Hello, all. It's been another great week for The Office and the Office drunk. I'm the redhead at the corner desk. Wild week. Not the typical Meredith-takes-her-top-off wild. Just interesting-and-jam-packed wild. The Office has now crossed a new threshold: An SNL parody! That is a milestone. Rainn Wilson hosted this past week and kicked some major ass. He is one of the most talented actors who I will ever work with. The Office sketch in the opening was pretty cool. Lorne Michaels was more like "Lorne Michaels Scott." No Meredith, but that's OK. (It could have been a guy in drag. I love drag, but I am sure it would have been subpar drag.) Anyway, as a comic actress who has had my own SNL "almost" story, I was really happy to see the Office opening. When I was in Chicago in 1991, I was touring with Second City and I did a show called The Miss Vagina Pageant (directed by Jill Soloway, a writer-producer from Six Feet Under) at the Annoyance Theater, and Lorne Michaels came to see it and ...

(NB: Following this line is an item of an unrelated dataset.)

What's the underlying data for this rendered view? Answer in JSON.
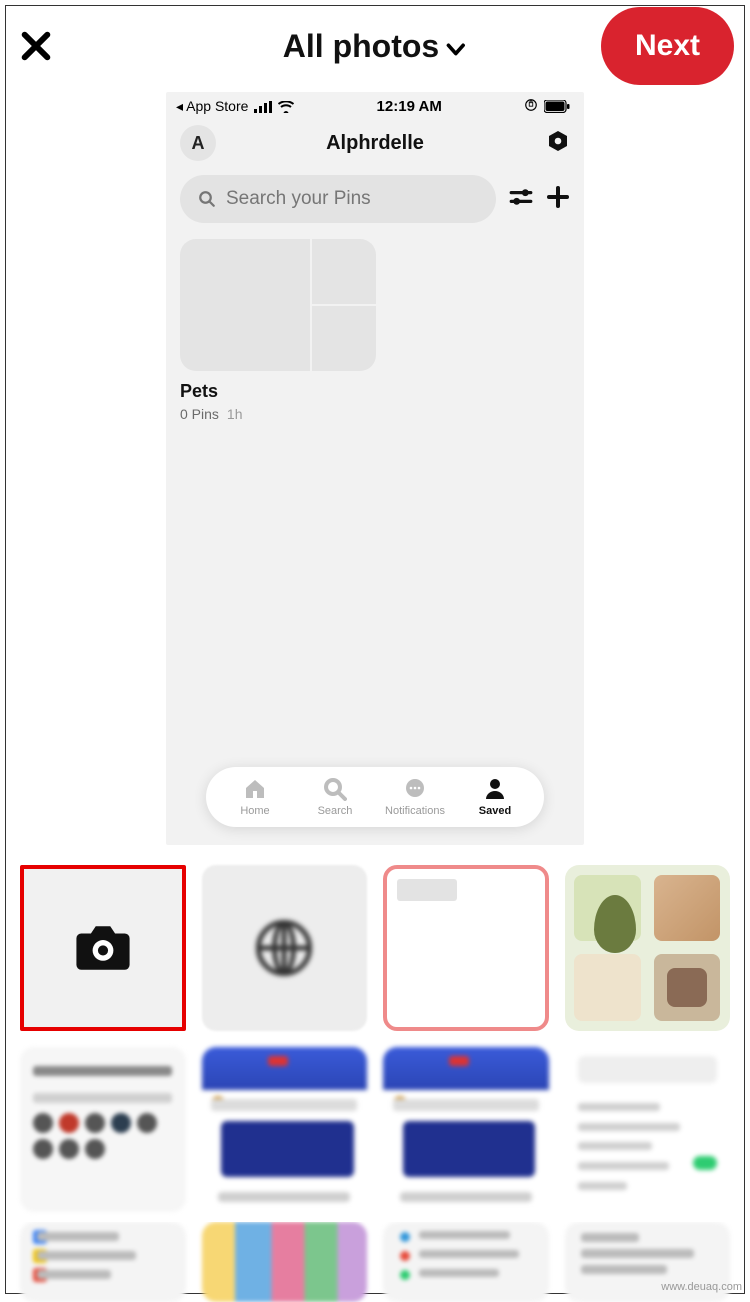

Gilda Radner as "Baba WaWa"; Saturday Night Live creator Lorne Michaels
On Oct. 11, 1975, only minutes before Saturday Night Live was about to make its debut, an issue concerning wardrobe threatened to derail the entire production. George Carlin, that night's host, refused to wear a suit. It's hard to imagine a time when appearing on network television in a T-shirt could be construed as crass, even lewd, but that's how NBC brass viewed it. Meanwhile, Carlin wasn't budging.
"Five minutes before air they were still fighting," Lorne Michaels recalls, during a conversation with TVGuide.com. "At the last moment, the compromise was that he would wear a suit [jacket] with a T-shirt."
Thirty-two years and many thousands of wardrobe choices later, SNL (Saturdays at 11:30 pm/ET) is still going strong,
Addressing the streamlining of Saturday Night Live's ensemble for the new season, Lorne Michaels tells the Associated Press that since the only alternative was to put out fewer shows, he chose to bid farewell to Horatio Sanz, Chris Parnell and Finesse Mitchell instead. "Like a garden that gets overgrown, [SNL] needed to be pruned," he says, adding that the smaller cast also means "everyone gets enough playing time." Michaels also confirms that "The Needlers" will reunite at the WU desk when Seth Meyers, having bested three others up for the gig, replaces Tina Fey alongside Amy Poehler. SNL returns Sept. 30, with Dane Cook as host. TV Guide hears that Earl's Jaime Pressly will front the show the following week.
Ace, Gary and their creator, Robert Smigel
Perhaps they are kowtowing to the liberal-media agenda or being spurred by the success of Brokeback Mountain. Whatever the case, NBC's Saturday Night Live is letting a couple of homosexual superheroes host the show this weekend. Known as "the Ambiguously Gay Duo," Ace and Gary (voiced by Stephen Colbert and Steve Carell) will take the